Why do my knees crack?
UAB’s Harsvardhan Singh, Ph.D., says typically, there is no concern if there is no pain associated with knee cracks.
UAB’s Harsvardhan Singh, Ph.D., says typically, there is no concern if there is no pain associated with knee cracks.You might have heard this sound before: the loud pop or crack of someone else’s or your own knees. Sometimes it can be an unpleasant experience, but one researcher at the University of Alabama at Birmingham says typically, there is no need for concern.
What does it mean that my knees crack?
“Knee cracking could mean lots of things,” said Harshvardhan Singh, Ph.D., assistant professor with UAB’s Department of Physical Therapy. “If it is painful, then you should see a health care provider.”
Singh adds that a painless knee crack could come from multiple sources:
- A large-sized kneecap that does not fit well into the groove, thus producing a cracking sound during activities such as running and jogging.
- If the thigh muscle (quadriceps) is too tight, it can pull the kneecap and affect its free gliding movement, generating a knee crack.
- If the various soft tissues such as cartilage or meniscus have degenerated, resulting in loss of smooth cover of the knee joint, and leading to knee cracks during various activities.
“The degenerative changes can also lead to pain and/or locking of the knee joint,” he said. “Typically, degenerative changes are common in older people, so a degenerative change-associated knee crack may be found commonly in older people.”
MRI studies have revealed that the displacement of the joint surfaces forming the knee joint can create a vacuum, and the compression of the joints can lead to flow of synovial fluid into the joint, which can lead to the collapse of gas bubbles formed in this process. This collapse of gas bubbles could also lead to knee cracking.
Should I be worried if my knees crack often or loudly?
“You should not be worried if your knees crack often as long as it is not associated with pain,” Singh said. “Typically, there is no concern if there is no pain associated with knee cracks.”
Singh says the intensity of the crack’s sound follows the same principle; if there is no pain associated with it, you should not be concerned. However, if you have had a recent trauma to your knee and your knee started to crack after that event, you should see a doctor even in the absence of pain.
|“Do not allow these sounds to make you feel abnormal or mentally stressed, or limit your functional activities,” Singh said. “A knee crack by itself does not indicate presence of any disease.”|
What if my knees only crack during certain kinds of physical activity like running, walking or squats?
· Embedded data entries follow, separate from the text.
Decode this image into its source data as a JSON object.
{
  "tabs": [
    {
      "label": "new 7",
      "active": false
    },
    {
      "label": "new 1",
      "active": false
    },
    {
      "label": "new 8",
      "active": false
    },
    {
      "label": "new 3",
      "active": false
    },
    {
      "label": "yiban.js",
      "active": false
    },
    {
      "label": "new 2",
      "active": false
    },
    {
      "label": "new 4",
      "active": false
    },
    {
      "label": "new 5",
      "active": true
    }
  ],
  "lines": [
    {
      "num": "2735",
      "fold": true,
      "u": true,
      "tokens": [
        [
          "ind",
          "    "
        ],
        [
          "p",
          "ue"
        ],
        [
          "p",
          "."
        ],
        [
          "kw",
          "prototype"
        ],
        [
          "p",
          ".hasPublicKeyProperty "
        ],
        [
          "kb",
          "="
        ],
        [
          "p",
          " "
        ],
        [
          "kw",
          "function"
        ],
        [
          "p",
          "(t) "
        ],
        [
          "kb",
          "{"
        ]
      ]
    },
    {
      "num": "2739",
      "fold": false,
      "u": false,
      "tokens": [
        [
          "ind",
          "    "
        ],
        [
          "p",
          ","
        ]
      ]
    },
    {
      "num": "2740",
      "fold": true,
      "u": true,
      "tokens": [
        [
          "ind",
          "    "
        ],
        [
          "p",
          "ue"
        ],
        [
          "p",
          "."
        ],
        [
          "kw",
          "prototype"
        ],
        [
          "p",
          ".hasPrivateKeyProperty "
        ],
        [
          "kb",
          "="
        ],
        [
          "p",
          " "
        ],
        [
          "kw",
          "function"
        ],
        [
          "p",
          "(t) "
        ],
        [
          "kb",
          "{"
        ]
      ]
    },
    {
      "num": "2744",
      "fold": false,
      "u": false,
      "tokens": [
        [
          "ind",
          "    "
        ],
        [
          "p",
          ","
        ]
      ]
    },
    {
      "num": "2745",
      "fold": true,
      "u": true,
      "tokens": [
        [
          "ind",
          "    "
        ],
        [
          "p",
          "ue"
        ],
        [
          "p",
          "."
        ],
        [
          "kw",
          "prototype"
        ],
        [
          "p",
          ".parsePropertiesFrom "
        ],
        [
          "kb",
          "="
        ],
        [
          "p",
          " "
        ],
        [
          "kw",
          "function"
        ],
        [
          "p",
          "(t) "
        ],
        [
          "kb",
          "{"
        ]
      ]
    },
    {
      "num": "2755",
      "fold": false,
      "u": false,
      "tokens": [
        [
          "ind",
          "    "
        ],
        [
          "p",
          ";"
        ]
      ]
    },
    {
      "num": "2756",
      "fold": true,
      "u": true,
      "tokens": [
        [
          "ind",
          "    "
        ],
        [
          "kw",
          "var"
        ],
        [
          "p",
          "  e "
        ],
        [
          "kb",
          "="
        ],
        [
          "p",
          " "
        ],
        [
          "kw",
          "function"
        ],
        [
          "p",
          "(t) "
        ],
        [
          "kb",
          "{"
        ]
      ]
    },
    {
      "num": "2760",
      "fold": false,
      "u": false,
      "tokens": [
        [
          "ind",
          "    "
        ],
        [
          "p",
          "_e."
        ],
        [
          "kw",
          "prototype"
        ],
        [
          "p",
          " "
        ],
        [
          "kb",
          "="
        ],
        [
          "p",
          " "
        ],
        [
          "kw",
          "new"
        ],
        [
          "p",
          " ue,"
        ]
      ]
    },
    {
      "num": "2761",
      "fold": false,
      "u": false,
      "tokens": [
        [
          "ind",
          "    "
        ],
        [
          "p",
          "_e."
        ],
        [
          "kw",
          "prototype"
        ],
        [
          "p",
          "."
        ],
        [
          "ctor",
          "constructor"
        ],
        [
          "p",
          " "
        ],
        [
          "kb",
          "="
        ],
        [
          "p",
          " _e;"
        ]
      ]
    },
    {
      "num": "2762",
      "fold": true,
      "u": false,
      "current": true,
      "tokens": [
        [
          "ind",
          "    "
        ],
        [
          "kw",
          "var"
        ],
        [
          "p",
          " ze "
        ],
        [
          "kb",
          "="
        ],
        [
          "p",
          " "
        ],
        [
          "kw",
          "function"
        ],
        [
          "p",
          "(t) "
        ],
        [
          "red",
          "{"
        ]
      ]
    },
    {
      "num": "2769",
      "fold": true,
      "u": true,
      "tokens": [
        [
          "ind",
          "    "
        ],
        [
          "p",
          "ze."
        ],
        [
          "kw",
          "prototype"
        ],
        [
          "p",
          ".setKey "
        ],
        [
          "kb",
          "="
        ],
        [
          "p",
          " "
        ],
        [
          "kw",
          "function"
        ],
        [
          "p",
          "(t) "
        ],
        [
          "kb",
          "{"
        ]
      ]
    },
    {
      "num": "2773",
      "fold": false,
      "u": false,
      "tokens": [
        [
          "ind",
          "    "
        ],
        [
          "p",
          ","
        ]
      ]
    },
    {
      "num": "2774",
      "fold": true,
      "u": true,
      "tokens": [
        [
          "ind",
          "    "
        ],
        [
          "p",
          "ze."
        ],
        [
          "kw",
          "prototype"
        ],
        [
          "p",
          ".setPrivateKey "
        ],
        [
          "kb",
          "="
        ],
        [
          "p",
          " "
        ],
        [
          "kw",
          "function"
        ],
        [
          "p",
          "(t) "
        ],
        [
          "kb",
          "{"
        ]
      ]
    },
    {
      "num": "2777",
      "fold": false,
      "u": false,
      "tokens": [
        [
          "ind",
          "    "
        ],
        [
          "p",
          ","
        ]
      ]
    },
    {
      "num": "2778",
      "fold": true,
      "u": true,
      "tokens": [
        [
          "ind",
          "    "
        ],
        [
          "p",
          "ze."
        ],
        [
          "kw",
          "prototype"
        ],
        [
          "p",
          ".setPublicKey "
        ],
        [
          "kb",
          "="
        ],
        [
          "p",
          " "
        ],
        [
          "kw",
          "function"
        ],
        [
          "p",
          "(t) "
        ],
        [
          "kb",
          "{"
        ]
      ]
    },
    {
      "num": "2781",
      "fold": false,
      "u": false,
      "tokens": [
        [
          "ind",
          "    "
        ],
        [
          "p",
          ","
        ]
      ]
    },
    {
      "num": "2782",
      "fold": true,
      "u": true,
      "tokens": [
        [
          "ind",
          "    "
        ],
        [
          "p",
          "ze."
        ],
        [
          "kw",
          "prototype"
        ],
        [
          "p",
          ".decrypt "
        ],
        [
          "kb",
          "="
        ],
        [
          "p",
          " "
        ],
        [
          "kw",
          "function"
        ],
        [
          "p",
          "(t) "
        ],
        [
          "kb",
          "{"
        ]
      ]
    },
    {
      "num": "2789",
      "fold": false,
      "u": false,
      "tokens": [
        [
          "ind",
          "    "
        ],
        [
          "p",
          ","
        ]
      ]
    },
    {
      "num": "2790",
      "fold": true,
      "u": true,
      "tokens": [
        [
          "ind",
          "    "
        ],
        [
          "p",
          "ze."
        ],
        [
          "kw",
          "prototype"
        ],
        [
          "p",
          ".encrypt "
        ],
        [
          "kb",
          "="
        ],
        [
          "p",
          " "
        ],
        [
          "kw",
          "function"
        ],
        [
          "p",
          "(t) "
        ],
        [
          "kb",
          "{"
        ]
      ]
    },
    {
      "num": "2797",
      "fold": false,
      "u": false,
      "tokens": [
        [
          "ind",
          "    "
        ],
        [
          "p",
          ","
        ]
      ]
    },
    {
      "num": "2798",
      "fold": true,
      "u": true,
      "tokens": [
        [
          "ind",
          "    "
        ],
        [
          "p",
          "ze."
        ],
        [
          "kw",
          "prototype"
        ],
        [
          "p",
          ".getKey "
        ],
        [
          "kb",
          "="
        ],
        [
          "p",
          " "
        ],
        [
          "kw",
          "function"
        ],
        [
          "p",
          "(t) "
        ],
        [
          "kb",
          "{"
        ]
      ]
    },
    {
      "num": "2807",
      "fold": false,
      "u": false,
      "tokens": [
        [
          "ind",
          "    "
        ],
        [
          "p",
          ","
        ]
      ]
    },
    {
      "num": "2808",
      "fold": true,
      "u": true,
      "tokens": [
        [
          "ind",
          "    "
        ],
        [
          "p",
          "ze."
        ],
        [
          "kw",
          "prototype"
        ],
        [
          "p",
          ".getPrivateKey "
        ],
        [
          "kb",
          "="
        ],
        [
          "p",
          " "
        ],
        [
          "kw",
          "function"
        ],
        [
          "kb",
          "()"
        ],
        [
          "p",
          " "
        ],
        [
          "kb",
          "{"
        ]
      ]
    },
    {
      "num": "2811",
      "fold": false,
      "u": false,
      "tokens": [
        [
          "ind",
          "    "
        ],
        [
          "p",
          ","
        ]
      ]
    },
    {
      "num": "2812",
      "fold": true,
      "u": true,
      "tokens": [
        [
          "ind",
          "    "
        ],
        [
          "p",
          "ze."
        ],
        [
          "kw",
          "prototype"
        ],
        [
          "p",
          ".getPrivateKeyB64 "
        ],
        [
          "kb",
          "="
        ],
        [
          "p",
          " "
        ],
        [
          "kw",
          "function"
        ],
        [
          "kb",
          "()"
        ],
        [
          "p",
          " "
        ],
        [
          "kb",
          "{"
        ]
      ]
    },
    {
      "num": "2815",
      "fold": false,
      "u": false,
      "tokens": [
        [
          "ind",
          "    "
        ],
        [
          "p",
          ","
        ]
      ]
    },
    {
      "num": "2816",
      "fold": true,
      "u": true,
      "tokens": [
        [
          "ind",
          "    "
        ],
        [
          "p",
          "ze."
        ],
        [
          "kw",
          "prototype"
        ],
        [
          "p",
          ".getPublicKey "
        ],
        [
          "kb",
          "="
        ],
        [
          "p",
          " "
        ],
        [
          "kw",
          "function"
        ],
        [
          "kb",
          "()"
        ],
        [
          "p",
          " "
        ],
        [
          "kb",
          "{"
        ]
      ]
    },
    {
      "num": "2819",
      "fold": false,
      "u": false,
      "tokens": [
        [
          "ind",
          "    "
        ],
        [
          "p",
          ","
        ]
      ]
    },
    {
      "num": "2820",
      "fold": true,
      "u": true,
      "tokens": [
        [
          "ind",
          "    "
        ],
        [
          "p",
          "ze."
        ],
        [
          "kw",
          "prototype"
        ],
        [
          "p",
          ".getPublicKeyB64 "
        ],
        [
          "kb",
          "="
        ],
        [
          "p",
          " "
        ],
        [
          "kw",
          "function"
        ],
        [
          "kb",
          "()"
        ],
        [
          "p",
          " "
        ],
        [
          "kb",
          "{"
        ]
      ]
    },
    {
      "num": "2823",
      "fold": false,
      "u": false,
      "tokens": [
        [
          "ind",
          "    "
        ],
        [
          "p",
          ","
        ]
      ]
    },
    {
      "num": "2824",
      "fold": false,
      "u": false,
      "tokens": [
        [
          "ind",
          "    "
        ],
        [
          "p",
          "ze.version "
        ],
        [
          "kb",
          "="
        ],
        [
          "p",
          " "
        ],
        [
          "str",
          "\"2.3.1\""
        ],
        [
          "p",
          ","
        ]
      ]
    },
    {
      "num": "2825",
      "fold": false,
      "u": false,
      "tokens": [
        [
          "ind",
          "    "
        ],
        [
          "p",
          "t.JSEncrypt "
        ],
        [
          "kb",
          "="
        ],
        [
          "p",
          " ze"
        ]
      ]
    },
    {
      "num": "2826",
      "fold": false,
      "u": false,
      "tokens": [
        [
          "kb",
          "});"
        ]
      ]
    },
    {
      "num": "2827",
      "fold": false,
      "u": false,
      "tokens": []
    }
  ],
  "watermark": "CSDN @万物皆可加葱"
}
Should I stop?
“It is absolutely normal for knees to give a cracking sound when you are active,” Singh said. “If you have no pain during these activities, then you should not be worried about the cracking sound during the performance of these movements.”
A cracking sound during activities could simply mean your kneecap is mobile and moving. The kneecap moves in a groove located in the knee joint during activities such as walking, running or squatting.
“Interestingly, individuals who have a large-sized kneecap may produce a greater crack because the huge kneecap may not fit well into the groove and can lead to some popping noise,” Singh said.
Harshvardhan Singh, Ph.D.Does this mean I have arthritis?
“No, knee crack by itself does not mean you have arthritis,” he said. “Interestingly, in knee arthritis, knee joint becomes hypomobile and loses its movement to a certain degree, which may lead to no knee crack. A knee crack may mean your joint is mobile and lubricated.”
Are there ways to keep my knees from cracking so often?
Singh says if knee crack is due to any malalignment of the kneecap, then techniques such as taping or correcting the alignment of the kneecap with the help of exercises can be useful.
“A physical therapist may be able to help you determine if there are specific movement patterns or any biomechanical alignment which may be leading to knee crack and prescribe you certain exercises to help improve it,” he said.
Learn more about UAB’s Department of Physical Therapy here.